▶

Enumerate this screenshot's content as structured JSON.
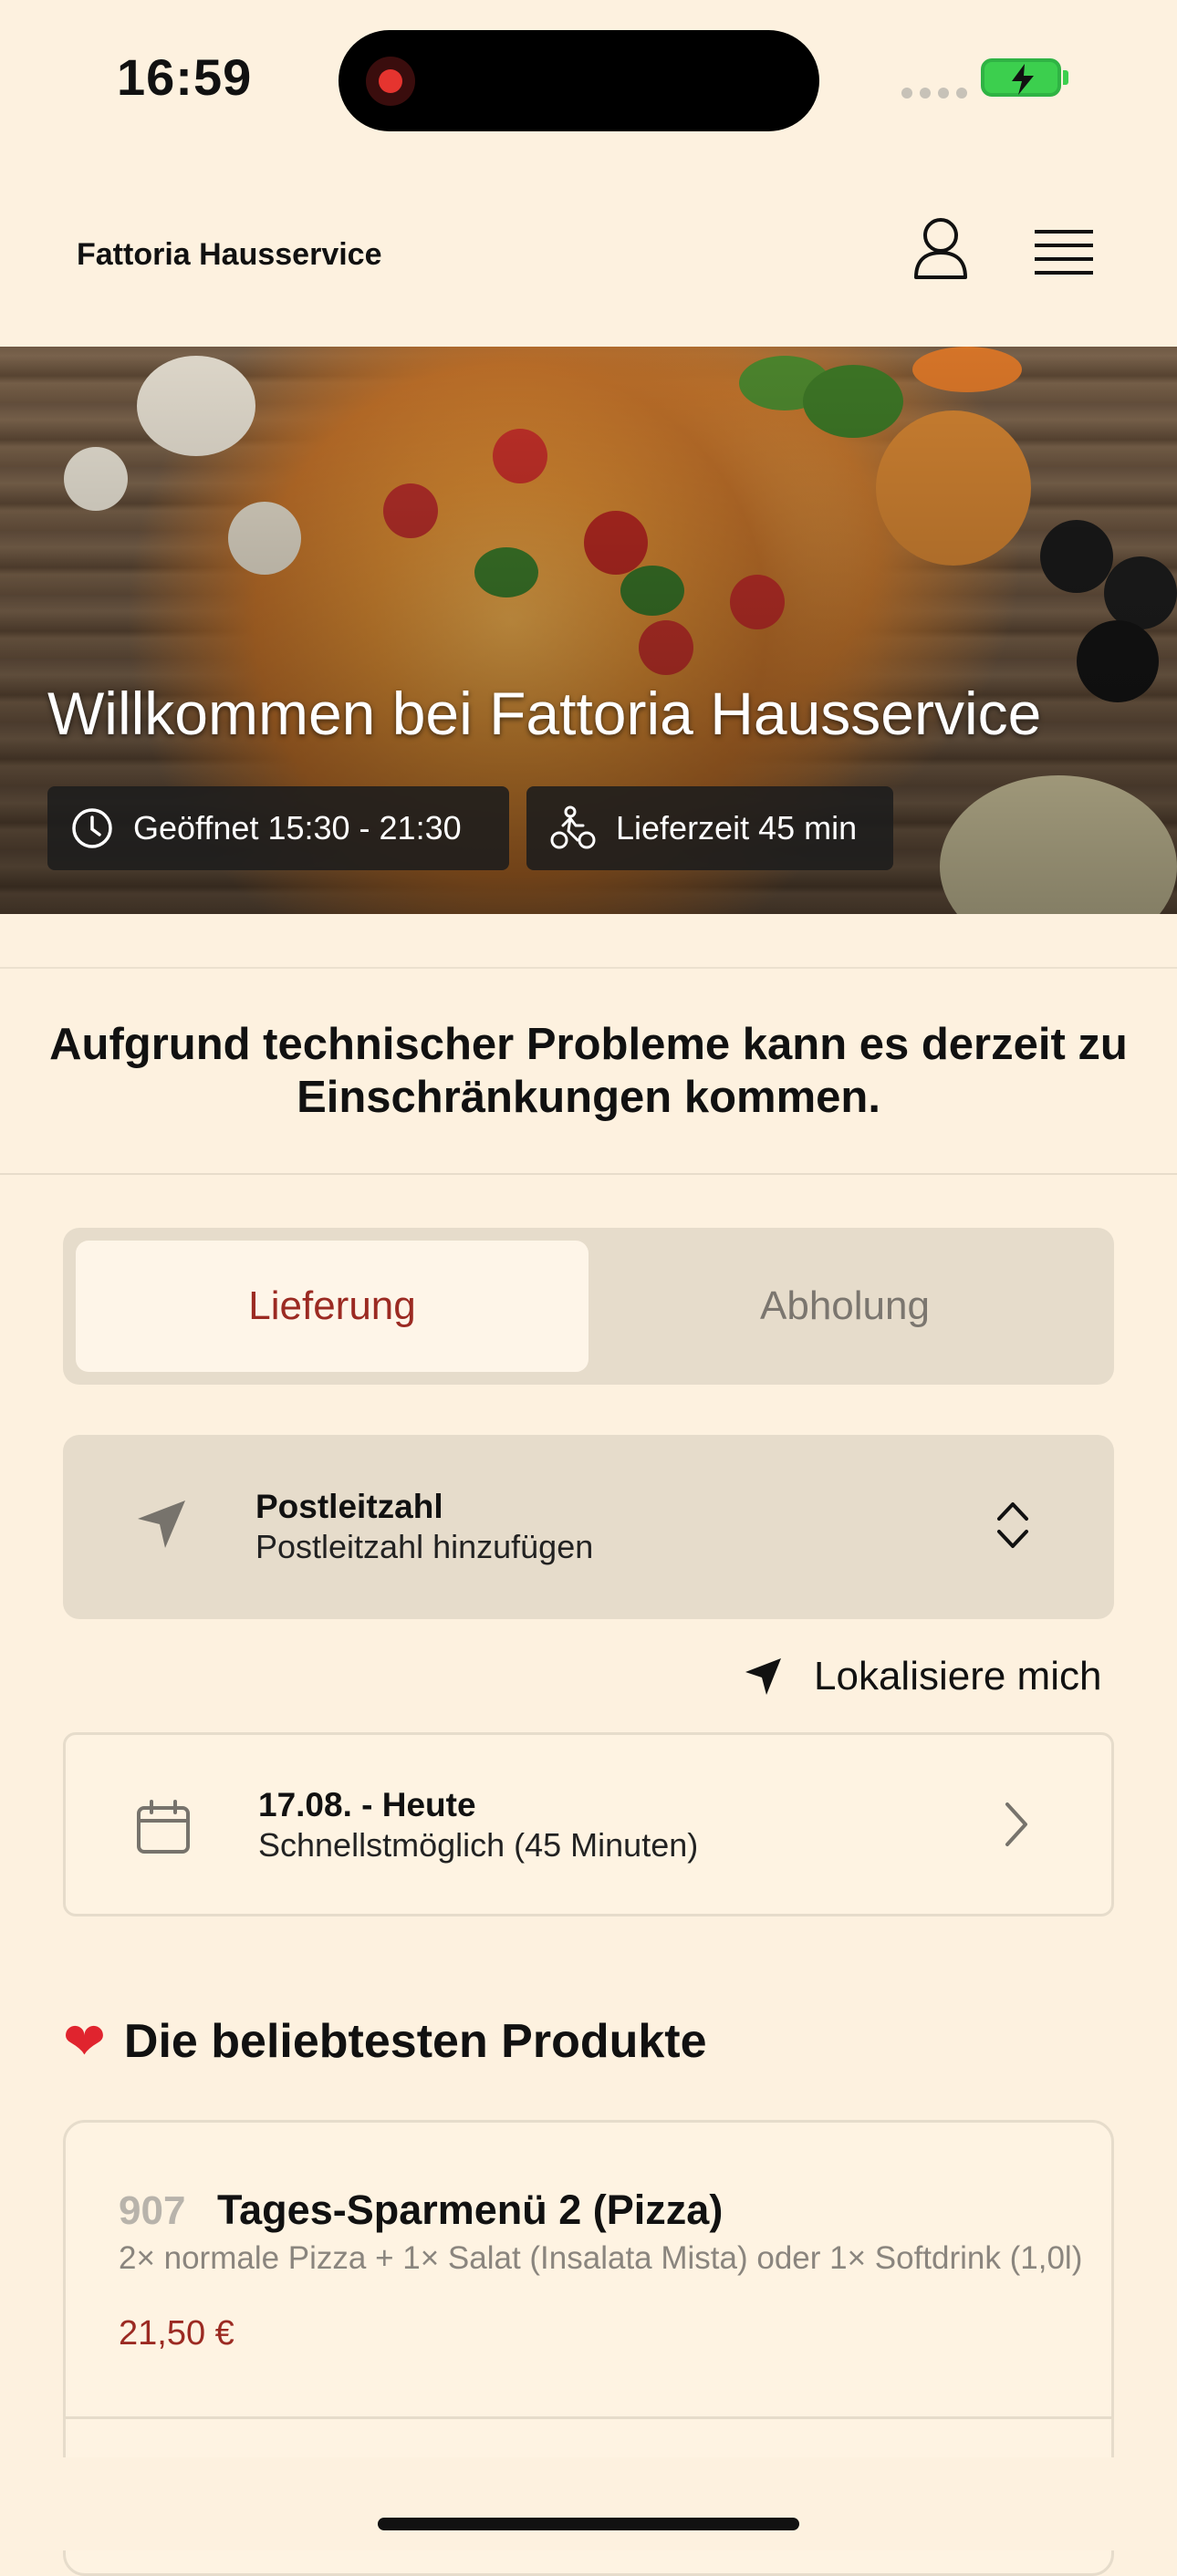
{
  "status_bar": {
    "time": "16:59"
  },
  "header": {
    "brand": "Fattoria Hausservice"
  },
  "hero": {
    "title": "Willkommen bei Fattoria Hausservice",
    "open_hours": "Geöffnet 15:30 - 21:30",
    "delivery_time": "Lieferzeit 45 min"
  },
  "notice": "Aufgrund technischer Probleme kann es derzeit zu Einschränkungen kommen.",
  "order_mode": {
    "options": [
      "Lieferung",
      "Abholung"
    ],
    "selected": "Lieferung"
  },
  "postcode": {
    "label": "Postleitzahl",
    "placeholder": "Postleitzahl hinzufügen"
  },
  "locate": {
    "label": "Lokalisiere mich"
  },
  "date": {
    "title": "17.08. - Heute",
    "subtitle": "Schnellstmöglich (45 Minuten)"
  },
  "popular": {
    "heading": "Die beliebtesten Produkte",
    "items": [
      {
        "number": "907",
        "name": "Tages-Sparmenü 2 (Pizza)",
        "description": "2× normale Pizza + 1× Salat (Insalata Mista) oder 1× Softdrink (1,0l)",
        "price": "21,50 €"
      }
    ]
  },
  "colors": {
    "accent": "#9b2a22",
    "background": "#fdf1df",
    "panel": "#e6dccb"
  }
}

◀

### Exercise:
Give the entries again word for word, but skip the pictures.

### Response area:
Enumerate this screenshot's content as structured JSON.
{
  "status_bar": {
    "time": "16:59"
  },
  "header": {
    "brand": "Fattoria Hausservice"
  },
  "hero": {
    "title": "Willkommen bei Fattoria Hausservice",
    "open_hours": "Geöffnet 15:30 - 21:30",
    "delivery_time": "Lieferzeit 45 min"
  },
  "notice": "Aufgrund technischer Probleme kann es derzeit zu Einschränkungen kommen.",
  "order_mode": {
    "options": [
      "Lieferung",
      "Abholung"
    ],
    "selected": "Lieferung"
  },
  "postcode": {
    "label": "Postleitzahl",
    "placeholder": "Postleitzahl hinzufügen"
  },
  "locate": {
    "label": "Lokalisiere mich"
  },
  "date": {
    "title": "17.08. - Heute",
    "subtitle": "Schnellstmöglich (45 Minuten)"
  },
  "popular": {
    "heading": "Die beliebtesten Produkte",
    "items": [
      {
        "number": "907",
        "name": "Tages-Sparmenü 2 (Pizza)",
        "description": "2× normale Pizza + 1× Salat (Insalata Mista) oder 1× Softdrink (1,0l)",
        "price": "21,50 €"
      }
    ]
  },
  "colors": {
    "accent": "#9b2a22",
    "background": "#fdf1df",
    "panel": "#e6dccb"
  }
}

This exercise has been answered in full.